Prerequisites:

Open to all majors,Instructor's signature required

Credits:

4

Description:

Students complete all research, travel, and reporting requirements in conjunction with Suffolk University's Alternative Spring Break. Open to all majors. No previous experience required.

Credits:

4

Description:

In this course students meet community needs by engaging in service-learning outside the classroom. This course introduces students to the basic competencies of school teaching. Topics include: lesson planning, classroom management, grouping for instruction, effective pedagogical practices, assessment methods, requirements for licensure in Massachusetts, and discipline specific curriculum development using the curriculum frameworks/common core state standards. Field observations (25 hours) required.

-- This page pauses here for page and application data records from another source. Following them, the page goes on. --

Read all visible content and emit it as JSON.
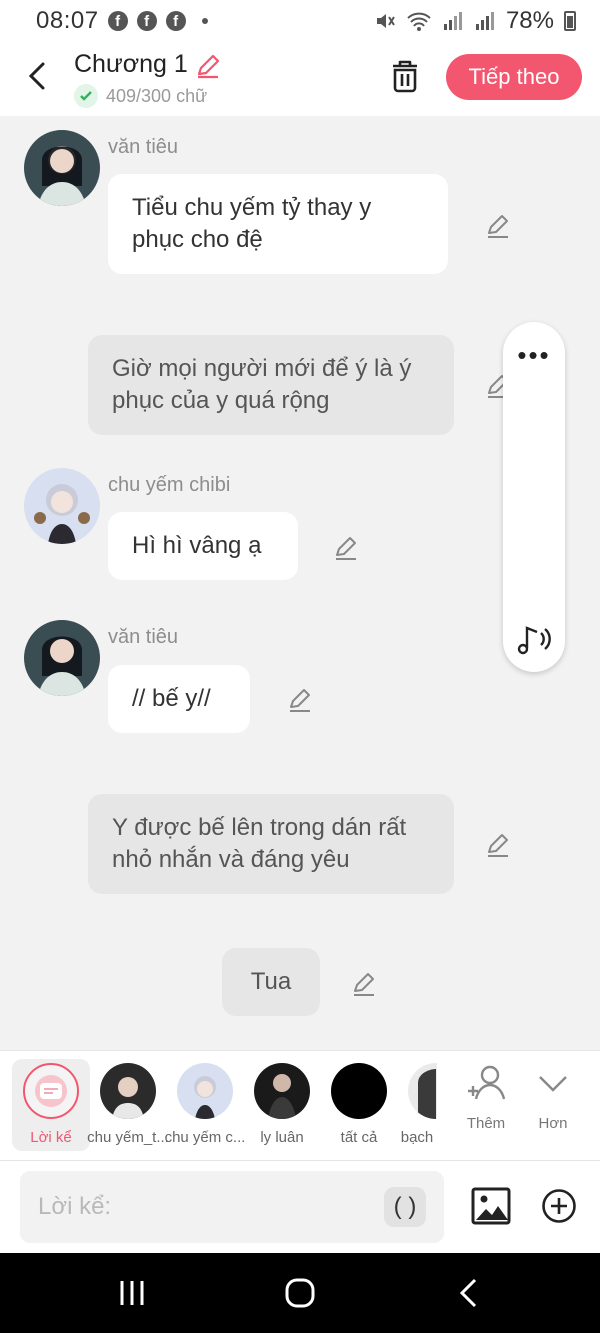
{
  "status": {
    "time": "08:07",
    "battery": "78%"
  },
  "header": {
    "title": "Chương 1",
    "word_count": "409/300 chữ",
    "next_label": "Tiếp theo"
  },
  "messages": [
    {
      "speaker": "văn tiêu",
      "text": "Tiểu chu yếm tỷ thay y phục cho đệ"
    },
    {
      "text": "Giờ mọi người mới để ý là ý phục của y quá rộng"
    },
    {
      "speaker": "chu yếm chibi",
      "text": "Hì hì vâng ạ"
    },
    {
      "speaker": "văn tiêu",
      "text": "// bế y//"
    },
    {
      "text": "Y được bế lên trong dán rất nhỏ nhắn và đáng yêu"
    },
    {
      "text": "Tua"
    }
  ],
  "characters": [
    {
      "label": "Lời kể",
      "selected": true
    },
    {
      "label": "chu yếm_t..."
    },
    {
      "label": "chu yếm c..."
    },
    {
      "label": "ly luân"
    },
    {
      "label": "tất cả"
    },
    {
      "label": "bạch"
    }
  ],
  "tools": {
    "add_label": "Thêm",
    "more_label": "Hơn"
  },
  "input": {
    "placeholder": "Lời kể:",
    "paren": "( )"
  },
  "colors": {
    "accent": "#f2576f",
    "background": "#f2f2f2",
    "narration_bubble": "#e6e6e6"
  }
}
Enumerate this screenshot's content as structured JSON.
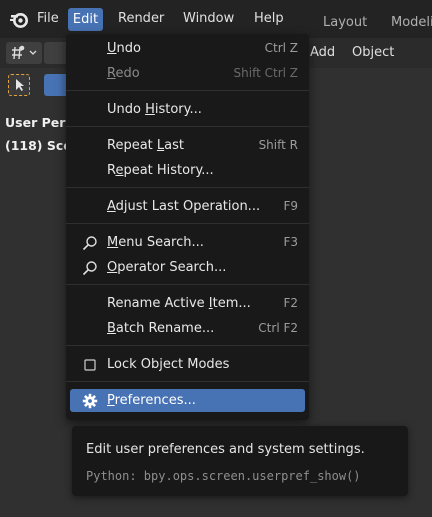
{
  "topbar": {
    "menus": [
      "File",
      "Edit",
      "Render",
      "Window",
      "Help"
    ],
    "workspace_tabs": [
      "Layout",
      "Modeli"
    ]
  },
  "header": {
    "add_label": "Add",
    "object_label": "Object"
  },
  "viewport": {
    "view_name": "User Pers",
    "scene_info": "(118) Sce"
  },
  "edit_menu": {
    "items": [
      {
        "label": "Undo",
        "underline": "U",
        "shortcut": "Ctrl Z"
      },
      {
        "label": "Redo",
        "underline": "R",
        "shortcut": "Shift Ctrl Z"
      },
      {
        "label": "Undo History...",
        "underline": "H",
        "shortcut": ""
      },
      {
        "label": "Repeat Last",
        "underline": "L",
        "shortcut": "Shift R"
      },
      {
        "label": "Repeat History...",
        "underline": "e",
        "shortcut": ""
      },
      {
        "label": "Adjust Last Operation...",
        "underline": "A",
        "shortcut": "F9"
      },
      {
        "label": "Menu Search...",
        "underline": "M",
        "shortcut": "F3"
      },
      {
        "label": "Operator Search...",
        "underline": "O",
        "shortcut": ""
      },
      {
        "label": "Rename Active Item...",
        "underline": "I",
        "shortcut": "F2"
      },
      {
        "label": "Batch Rename...",
        "underline": "B",
        "shortcut": "Ctrl F2"
      },
      {
        "label": "Lock Object Modes",
        "underline": "",
        "shortcut": ""
      },
      {
        "label": "Preferences...",
        "underline": "P",
        "shortcut": ""
      }
    ]
  },
  "tooltip": {
    "description": "Edit user preferences and system settings.",
    "python": "Python: bpy.ops.screen.userpref_show()"
  },
  "colors": {
    "accent": "#4772b3",
    "menu_bg": "#191919",
    "topbar_bg": "#232323",
    "workspace_bg": "#303030",
    "tool_outline": "#e8a33a"
  },
  "icons": {
    "app": "blender-logo-icon",
    "search": "search-icon",
    "checkbox": "checkbox-icon",
    "preferences": "gear-icon"
  }
}
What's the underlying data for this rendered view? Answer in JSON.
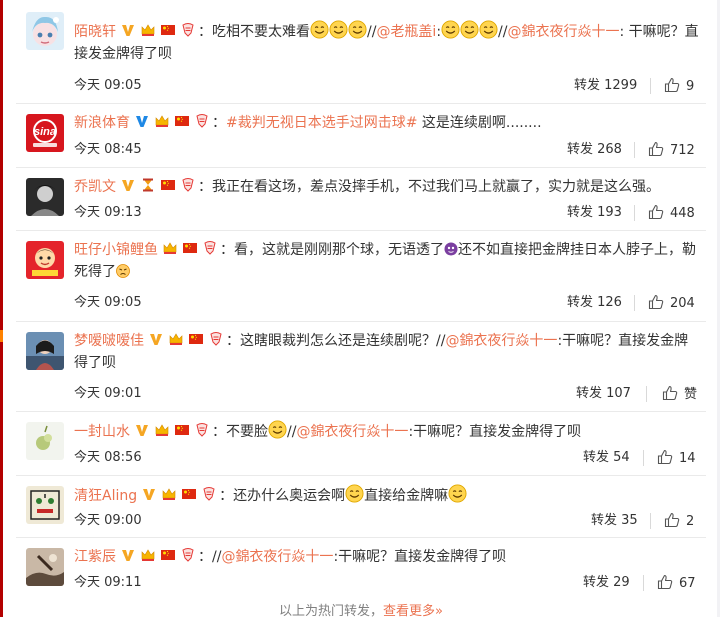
{
  "items": [
    {
      "user": "陌晓轩",
      "badges": [
        "v-gold",
        "crown",
        "flag",
        "ribbon"
      ],
      "segments": [
        {
          "t": "吃相不要太难看"
        },
        {
          "e": "smile"
        },
        {
          "e": "smile"
        },
        {
          "e": "smile"
        },
        {
          "t": "//"
        },
        {
          "l": "@老瓶盖i"
        },
        {
          "t": ":"
        },
        {
          "e": "smile"
        },
        {
          "e": "smile"
        },
        {
          "e": "smile"
        },
        {
          "t": "//"
        },
        {
          "l": "@錦衣夜行焱十一"
        },
        {
          "t": ": 干嘛呢？直接发金牌得了呗"
        }
      ],
      "time": "今天 09:05",
      "forward": "转发 1299",
      "like": "9"
    },
    {
      "user": "新浪体育",
      "badges": [
        "v-blue",
        "crown",
        "flag",
        "ribbon"
      ],
      "segments": [
        {
          "l": "#裁判无视日本选手过网击球#"
        },
        {
          "t": " 这是连续剧啊........"
        }
      ],
      "time": "今天 08:45",
      "forward": "转发 268",
      "like": "712"
    },
    {
      "user": "乔凯文",
      "badges": [
        "v-gold",
        "hourglass",
        "flag",
        "ribbon"
      ],
      "segments": [
        {
          "t": "我正在看这场，差点没摔手机，不过我们马上就赢了，实力就是这么强。"
        }
      ],
      "time": "今天 09:13",
      "forward": "转发 193",
      "like": "448"
    },
    {
      "user": "旺仔小锦鲤鱼",
      "badges": [
        "crown",
        "flag",
        "ribbon"
      ],
      "segments": [
        {
          "t": "看，这就是刚刚那个球，无语透了"
        },
        {
          "e": "doge-small"
        },
        {
          "t": "还不如直接把金牌挂日本人脖子上，勒死得了"
        },
        {
          "e": "angry-small"
        }
      ],
      "time": "今天 09:05",
      "forward": "转发 126",
      "like": "204"
    },
    {
      "user": "梦嗳啵嗳佳",
      "badges": [
        "v-gold",
        "crown",
        "flag",
        "ribbon"
      ],
      "segments": [
        {
          "t": "这瞎眼裁判怎么还是连续剧呢？//"
        },
        {
          "l": "@錦衣夜行焱十一"
        },
        {
          "t": ":干嘛呢？直接发金牌得了呗"
        }
      ],
      "time": "今天 09:01",
      "forward": "转发 107",
      "like": "赞"
    },
    {
      "user": "一封山水",
      "badges": [
        "v-gold",
        "crown",
        "flag",
        "ribbon"
      ],
      "segments": [
        {
          "t": "不要脸"
        },
        {
          "e": "smile"
        },
        {
          "t": "//"
        },
        {
          "l": "@錦衣夜行焱十一"
        },
        {
          "t": ":干嘛呢？直接发金牌得了呗"
        }
      ],
      "time": "今天 08:56",
      "forward": "转发 54",
      "like": "14"
    },
    {
      "user": "清狂Aling",
      "badges": [
        "v-gold",
        "crown",
        "flag",
        "ribbon"
      ],
      "segments": [
        {
          "t": "还办什么奥运会啊"
        },
        {
          "e": "smile"
        },
        {
          "t": "直接给金牌嘛"
        },
        {
          "e": "smile"
        }
      ],
      "time": "今天 09:00",
      "forward": "转发 35",
      "like": "2"
    },
    {
      "user": "江紫辰",
      "badges": [
        "v-gold",
        "crown",
        "flag",
        "ribbon"
      ],
      "segments": [
        {
          "t": "//"
        },
        {
          "l": "@錦衣夜行焱十一"
        },
        {
          "t": ":干嘛呢？直接发金牌得了呗"
        }
      ],
      "time": "今天 09:11",
      "forward": "转发 29",
      "like": "67"
    }
  ],
  "footer": {
    "prefix": "以上为热门转发，",
    "more": "查看更多»"
  },
  "colors": {
    "accent": "#eb7350",
    "text": "#333333",
    "muted": "#808080",
    "divider": "#eaeaea"
  }
}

Credits:

4

Description:

This course is designed for Jumpstart Corps members to develop competencies in teaching strategies for reading and writing. The course introduces theoretical and instructional issues in the development of literacy skills. Students will be engaged in reflective, critical consideration of students' diverse needs in the acquisition of literacy.

Credits:

4

Description:

The relationship between cultural diversity and schooling is explored by examining impediments to academic achievement and advancement by minority students, non-native English speaking students, and other under-represented groups. Topics include: standardized testing, identification of inequities, legal and ethical responsibilities of teachers, and promoting equity. Ten pre-practicum observation hours required for teacher candidates.

Credits:

4

Description:

This course examines the specific needs and challenges of the various language and cultural groups in schools. Topics include: theories of 1st and 2nd language acquisition, strategies for teaching academic content, modifying instruction in the mainstream classroom, creating classroom cultures that invite all students into learning, the role of advocacy and professional collaboration in ESL, and analysis of policies related to assessment and placement of English Language Learners.

Prerequisites:

Take EDUC-315

Credits:

4

Description:

Students will have opportunities to put the theories and techniques learned in EDUC 315- Strategies for Working with English Learners into practice. Students will be placed in various Suffolk University sites or classrooms where they will work to meet the specific needs and challenges of educating various language and cultural groups. Students will be required to spend 30 hours working in their placements. Students will attend a weekly seminar where connections between theory and practice are explored, experiences are shared, and Teaching & Service Portfolios will be created.

Credits:

4

Description:

Explores the evolution of schooling in the United States from The English High School to present. Theorists include: Mann, Franklin, Dewey, Sizer, and others.

Credits:

4

Description:

This course focuses on the exploration and understanding of issues, strategies and frameworks related to developing and implementing youth programs. Students will be exposed to developmental theories, and various components of effective youth programmatic planning. Topics include: conducting needs assessments, developing goals and objectives, logistics planning, recruitment and training, and program evaluation.

Credits:

4

Description:

This course is an in-depth investigation of policies effecting urban schools; topics include: demographic influence on education, influences of national and state regulations on urban schools, sociological factors unique to urban schools, and in-depth analysis of equity and achievement.

Credits:

4

Description:

Examines major current issues of educational policy against the background of demographic trends, technological innovations, standardized testing, and curricular shifts.

Prerequisites:

An independent study form must be submitted to the CAS Dean's Office.

Credits:

1.00- 4.00

Description:

Members of the Department will meet with students to direct their research in areas of special interest to them. Projects of this sort will be authorized only in unusual circumstances upon the recommendations of the Department Chairperson and with the approval of the Dean. Offered by arrangement only.